Can we “unstick” disinformation?
In some cases, a causal alternative may be unavailable or may turn out to be complicated. For example, it is difficult to replace Donald Trump’s claim that vaccines cause autism with a simple causal alternative. The true alternative involves at least three main planks; namely, overwhelming evidence showing the absence of any such link between vaccines and autism, the fact that the purported link arose out of fraudulent and unethical research, and that the link continued to be amplified by irresponsible media outlets long after it was known to be non-existent.
Another way to combat disinformation is to prevent it from sticking in the first place.
If people are made aware that they might be misled before the disinformation is presented, they demonstrably become more resilient to the misinformation. This process is variously known as ‘inoculation’ or ‘prebunking’ and it comes in a number of different forms.
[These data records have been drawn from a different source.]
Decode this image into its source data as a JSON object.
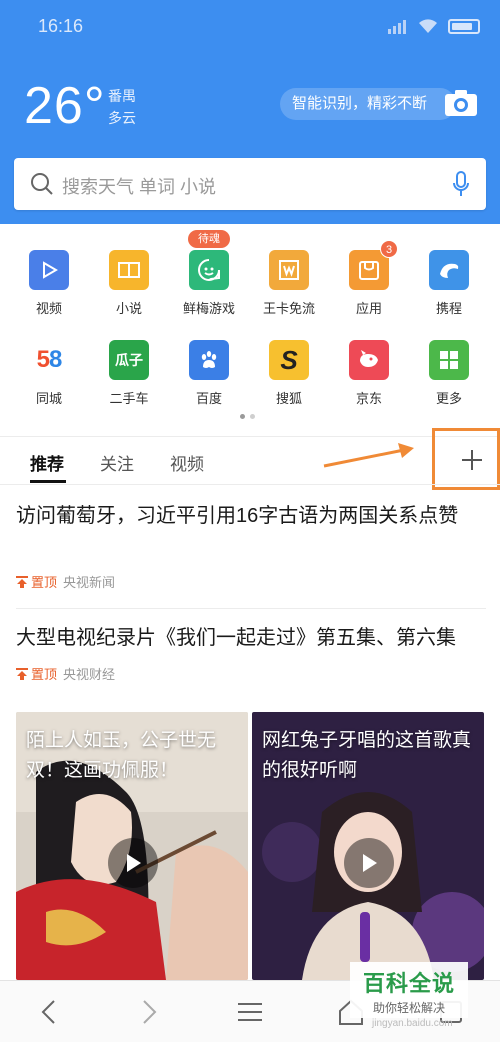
{
  "status": {
    "time": "16:16"
  },
  "weather": {
    "temp": "26°",
    "location": "番禺",
    "condition": "多云"
  },
  "smart_pill": "智能识别，精彩不断",
  "search": {
    "placeholder": "搜索天气 单词 小说"
  },
  "apps": [
    {
      "label": "视频",
      "color": "#4a7fe8",
      "icon": "play-icon"
    },
    {
      "label": "小说",
      "color": "#f7b52c",
      "icon": "book-icon"
    },
    {
      "label": "鲜梅游戏",
      "color": "#2db87a",
      "icon": "game-smile-icon"
    },
    {
      "label": "王卡免流",
      "color": "#f2a93b",
      "icon": "wangka-icon"
    },
    {
      "label": "应用",
      "color": "#f49a34",
      "icon": "app-store-icon"
    },
    {
      "label": "携程",
      "color": "#3f93e8",
      "icon": "dolphin-icon"
    },
    {
      "label": "同城",
      "color": "#ffffff",
      "icon": "58-logo-icon"
    },
    {
      "label": "二手车",
      "color": "#2aa54a",
      "icon": "guazi-icon"
    },
    {
      "label": "百度",
      "color": "#3b7fe6",
      "icon": "paw-icon"
    },
    {
      "label": "搜狐",
      "color": "#f7c02f",
      "icon": "sohu-icon"
    },
    {
      "label": "京东",
      "color": "#ee4a56",
      "icon": "jd-dog-icon"
    },
    {
      "label": "更多",
      "color": "#4cb84a",
      "icon": "grid-more-icon"
    }
  ],
  "badges": {
    "tag": "待魂",
    "count": "3"
  },
  "icon_text": {
    "fiftyeight": "58",
    "guazi": "瓜子"
  },
  "tabs": [
    "推荐",
    "关注",
    "视频"
  ],
  "news": [
    {
      "title": "访问葡萄牙，习近平引用16字古语为两国关系点赞",
      "pin": "置顶",
      "source": "央视新闻"
    },
    {
      "title": "大型电视纪录片《我们一起走过》第五集、第六集",
      "pin": "置顶",
      "source": "央视财经"
    }
  ],
  "videos": [
    {
      "title": "陌上人如玉，公子世无双！这画功佩服！"
    },
    {
      "title": "网红兔子牙唱的这首歌真的很好听啊"
    }
  ],
  "watermark": {
    "title": "百科全说",
    "subtitle": "助你轻松解决",
    "url": "jingyan.baidu.com"
  },
  "colors": {
    "header_blue": "#3d8ef0",
    "accent_orange": "#f08a36",
    "pin_orange": "#e8602b"
  }
}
At the most general level, an up-front warning may be sufficient to reduce—but not eliminate—subsequent reliance on disinformation.
A more involved variant of inoculation not only provides an explicit warning of the impending threat of disinformation, but it additionally refutes an anticipated argument that exposes the imminent fallacy. For example, if people are informed about the ‘fake-expert’ approach employed by the tobacco industry to undermine the medical consensus about the health risks from smoking (e.g., advertising slogans such as “20,679 Physicians say ‘Luckies are less irritating’ “), they become more resilient to subsequent disinformation relating to climate change that is using the same fake-expert techniques.
Disinformation sticks and is hard to dislodge.
But we can prevent it from sticking in the first place by alerting people to how they might be misled.
*Stephan Lewandowsky is Professor of Cognitive Science at the University of Bristol.